* [EXERCISE GOAL]: Your job is to report every line of the entries that has "year".

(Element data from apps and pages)
>>>>>
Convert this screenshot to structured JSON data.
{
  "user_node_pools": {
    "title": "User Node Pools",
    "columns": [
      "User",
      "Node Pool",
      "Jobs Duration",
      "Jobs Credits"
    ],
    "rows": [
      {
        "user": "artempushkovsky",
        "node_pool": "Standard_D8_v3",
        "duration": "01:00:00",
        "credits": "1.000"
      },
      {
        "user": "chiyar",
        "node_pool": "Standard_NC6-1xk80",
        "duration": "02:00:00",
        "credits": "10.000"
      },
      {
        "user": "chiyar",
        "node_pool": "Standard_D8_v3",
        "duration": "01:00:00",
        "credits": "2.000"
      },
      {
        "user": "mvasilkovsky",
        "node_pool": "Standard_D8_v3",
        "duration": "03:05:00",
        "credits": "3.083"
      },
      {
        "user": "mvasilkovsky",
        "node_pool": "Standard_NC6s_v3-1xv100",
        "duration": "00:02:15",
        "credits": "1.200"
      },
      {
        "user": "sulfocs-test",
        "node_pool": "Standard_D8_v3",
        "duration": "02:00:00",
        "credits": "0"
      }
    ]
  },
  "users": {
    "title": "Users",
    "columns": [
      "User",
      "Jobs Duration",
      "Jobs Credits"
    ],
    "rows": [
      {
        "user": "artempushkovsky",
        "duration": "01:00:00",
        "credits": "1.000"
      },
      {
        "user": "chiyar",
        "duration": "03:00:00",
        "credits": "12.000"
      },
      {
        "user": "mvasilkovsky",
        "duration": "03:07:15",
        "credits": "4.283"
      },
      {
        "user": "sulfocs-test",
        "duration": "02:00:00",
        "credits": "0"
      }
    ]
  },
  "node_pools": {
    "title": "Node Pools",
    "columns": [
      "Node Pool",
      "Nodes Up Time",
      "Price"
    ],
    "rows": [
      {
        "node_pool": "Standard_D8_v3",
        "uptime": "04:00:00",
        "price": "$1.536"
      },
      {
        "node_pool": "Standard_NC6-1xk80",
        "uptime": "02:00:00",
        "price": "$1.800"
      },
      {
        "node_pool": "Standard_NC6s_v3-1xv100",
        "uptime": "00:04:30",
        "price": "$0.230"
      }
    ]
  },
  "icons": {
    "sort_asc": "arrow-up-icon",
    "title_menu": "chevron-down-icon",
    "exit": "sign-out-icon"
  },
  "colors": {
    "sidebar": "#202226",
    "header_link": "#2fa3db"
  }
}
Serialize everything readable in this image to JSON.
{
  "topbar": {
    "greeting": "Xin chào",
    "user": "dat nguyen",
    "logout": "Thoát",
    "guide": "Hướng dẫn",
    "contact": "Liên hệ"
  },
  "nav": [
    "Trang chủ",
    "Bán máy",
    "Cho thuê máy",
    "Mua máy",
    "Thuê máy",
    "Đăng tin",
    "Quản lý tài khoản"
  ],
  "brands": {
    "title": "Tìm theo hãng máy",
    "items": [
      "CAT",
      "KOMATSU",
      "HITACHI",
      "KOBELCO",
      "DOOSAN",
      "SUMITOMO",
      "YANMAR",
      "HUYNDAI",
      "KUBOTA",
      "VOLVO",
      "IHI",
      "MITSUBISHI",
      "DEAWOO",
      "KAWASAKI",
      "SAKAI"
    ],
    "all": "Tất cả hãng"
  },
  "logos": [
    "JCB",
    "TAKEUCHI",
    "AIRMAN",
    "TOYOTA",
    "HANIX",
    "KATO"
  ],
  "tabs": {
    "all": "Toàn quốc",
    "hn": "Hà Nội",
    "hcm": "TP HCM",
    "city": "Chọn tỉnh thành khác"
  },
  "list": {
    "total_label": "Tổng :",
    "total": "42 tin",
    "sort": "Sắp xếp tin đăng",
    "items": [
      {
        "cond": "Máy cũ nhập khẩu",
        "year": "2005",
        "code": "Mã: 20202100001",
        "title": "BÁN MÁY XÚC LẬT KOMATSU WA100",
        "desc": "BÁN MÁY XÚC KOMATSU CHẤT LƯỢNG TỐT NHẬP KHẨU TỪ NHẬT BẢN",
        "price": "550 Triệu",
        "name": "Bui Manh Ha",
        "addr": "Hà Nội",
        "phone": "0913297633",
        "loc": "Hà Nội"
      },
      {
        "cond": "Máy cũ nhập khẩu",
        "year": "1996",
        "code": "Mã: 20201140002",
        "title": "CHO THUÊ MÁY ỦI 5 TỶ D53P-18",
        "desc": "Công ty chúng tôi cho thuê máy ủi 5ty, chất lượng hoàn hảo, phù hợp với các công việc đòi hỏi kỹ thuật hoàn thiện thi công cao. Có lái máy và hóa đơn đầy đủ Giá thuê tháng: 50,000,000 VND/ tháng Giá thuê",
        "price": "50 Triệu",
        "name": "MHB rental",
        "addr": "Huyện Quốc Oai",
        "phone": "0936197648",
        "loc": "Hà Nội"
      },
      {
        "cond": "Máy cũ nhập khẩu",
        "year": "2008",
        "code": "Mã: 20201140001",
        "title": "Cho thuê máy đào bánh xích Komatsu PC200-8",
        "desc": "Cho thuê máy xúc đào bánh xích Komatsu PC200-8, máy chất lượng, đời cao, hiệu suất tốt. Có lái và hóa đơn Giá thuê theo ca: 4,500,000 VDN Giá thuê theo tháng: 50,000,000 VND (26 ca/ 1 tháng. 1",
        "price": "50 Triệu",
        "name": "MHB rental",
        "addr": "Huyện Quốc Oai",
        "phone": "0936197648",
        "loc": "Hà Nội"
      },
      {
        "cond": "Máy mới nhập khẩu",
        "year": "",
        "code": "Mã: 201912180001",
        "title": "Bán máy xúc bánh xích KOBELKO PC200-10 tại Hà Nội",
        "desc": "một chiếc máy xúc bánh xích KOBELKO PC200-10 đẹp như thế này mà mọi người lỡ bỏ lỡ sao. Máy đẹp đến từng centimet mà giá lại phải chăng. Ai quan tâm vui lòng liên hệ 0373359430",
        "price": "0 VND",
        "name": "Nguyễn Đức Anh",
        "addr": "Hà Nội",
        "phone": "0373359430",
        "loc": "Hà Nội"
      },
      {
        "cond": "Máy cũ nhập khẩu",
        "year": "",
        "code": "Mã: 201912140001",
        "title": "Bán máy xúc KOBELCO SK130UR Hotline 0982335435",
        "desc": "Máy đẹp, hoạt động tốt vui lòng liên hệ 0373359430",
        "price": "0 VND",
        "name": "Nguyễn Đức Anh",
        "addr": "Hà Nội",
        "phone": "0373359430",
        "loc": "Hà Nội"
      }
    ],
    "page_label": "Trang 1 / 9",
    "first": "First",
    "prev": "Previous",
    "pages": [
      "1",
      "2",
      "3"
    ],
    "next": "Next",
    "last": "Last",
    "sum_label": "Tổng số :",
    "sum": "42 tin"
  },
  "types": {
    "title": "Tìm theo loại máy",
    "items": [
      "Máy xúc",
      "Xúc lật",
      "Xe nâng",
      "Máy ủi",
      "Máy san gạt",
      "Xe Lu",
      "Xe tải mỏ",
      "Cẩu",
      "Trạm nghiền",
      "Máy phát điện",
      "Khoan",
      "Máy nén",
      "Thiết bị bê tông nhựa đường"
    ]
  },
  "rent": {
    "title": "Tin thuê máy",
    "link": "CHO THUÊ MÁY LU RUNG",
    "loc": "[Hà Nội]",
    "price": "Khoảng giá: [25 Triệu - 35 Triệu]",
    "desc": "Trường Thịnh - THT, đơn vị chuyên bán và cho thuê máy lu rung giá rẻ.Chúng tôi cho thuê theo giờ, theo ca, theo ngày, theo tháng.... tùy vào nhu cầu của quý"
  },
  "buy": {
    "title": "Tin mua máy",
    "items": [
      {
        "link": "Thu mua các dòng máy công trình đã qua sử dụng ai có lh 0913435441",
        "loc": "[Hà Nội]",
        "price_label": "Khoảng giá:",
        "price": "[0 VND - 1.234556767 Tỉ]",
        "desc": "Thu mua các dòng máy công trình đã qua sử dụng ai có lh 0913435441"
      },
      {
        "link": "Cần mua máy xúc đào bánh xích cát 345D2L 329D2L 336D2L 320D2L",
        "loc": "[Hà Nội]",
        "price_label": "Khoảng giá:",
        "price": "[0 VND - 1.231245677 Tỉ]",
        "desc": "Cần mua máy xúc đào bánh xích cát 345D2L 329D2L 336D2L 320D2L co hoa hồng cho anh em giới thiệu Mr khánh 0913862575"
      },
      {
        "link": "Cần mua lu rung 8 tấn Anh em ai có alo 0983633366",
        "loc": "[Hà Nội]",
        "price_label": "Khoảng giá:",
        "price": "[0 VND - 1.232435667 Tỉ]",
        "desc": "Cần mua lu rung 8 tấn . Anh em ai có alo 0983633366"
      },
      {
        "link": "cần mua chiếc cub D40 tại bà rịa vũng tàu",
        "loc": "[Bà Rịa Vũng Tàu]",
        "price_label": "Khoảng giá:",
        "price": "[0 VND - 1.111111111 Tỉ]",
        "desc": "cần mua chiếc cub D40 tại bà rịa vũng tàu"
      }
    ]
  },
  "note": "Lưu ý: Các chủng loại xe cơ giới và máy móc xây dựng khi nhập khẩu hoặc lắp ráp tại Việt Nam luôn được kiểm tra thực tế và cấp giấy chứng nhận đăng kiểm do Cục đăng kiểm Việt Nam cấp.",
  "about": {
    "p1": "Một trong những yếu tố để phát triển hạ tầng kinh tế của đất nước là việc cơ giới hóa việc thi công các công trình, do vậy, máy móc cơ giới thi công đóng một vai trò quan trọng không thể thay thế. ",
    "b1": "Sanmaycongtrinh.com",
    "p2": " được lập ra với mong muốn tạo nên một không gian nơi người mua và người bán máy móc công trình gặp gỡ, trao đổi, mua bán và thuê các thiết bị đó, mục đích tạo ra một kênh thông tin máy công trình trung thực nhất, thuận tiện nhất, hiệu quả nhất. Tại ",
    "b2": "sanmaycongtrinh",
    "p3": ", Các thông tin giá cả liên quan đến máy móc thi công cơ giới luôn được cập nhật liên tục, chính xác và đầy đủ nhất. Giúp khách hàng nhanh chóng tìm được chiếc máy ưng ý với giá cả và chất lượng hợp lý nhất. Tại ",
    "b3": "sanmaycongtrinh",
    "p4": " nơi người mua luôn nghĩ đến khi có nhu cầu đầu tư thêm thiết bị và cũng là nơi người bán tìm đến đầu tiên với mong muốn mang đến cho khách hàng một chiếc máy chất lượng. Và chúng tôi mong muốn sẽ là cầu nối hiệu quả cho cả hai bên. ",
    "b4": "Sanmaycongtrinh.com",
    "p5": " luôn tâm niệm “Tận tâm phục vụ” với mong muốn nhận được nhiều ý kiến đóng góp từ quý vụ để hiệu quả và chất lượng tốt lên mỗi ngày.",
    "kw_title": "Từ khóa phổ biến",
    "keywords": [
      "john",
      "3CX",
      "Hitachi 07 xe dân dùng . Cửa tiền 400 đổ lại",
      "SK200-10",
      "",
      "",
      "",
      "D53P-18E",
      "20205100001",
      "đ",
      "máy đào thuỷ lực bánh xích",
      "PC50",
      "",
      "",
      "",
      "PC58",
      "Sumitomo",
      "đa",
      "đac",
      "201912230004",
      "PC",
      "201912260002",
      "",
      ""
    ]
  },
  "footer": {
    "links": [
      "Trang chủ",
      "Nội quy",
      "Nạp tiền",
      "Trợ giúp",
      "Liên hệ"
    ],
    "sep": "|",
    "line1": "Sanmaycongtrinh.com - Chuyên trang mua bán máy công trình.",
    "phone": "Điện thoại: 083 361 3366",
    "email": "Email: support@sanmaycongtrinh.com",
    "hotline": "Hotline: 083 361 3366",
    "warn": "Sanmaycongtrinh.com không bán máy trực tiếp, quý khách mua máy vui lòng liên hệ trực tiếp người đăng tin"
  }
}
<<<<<
* [EXPECTED OUTPUT]:
        "year": "2005",
        "year": "1996",
        "year": "2008",
        "year": "",
        "year": "",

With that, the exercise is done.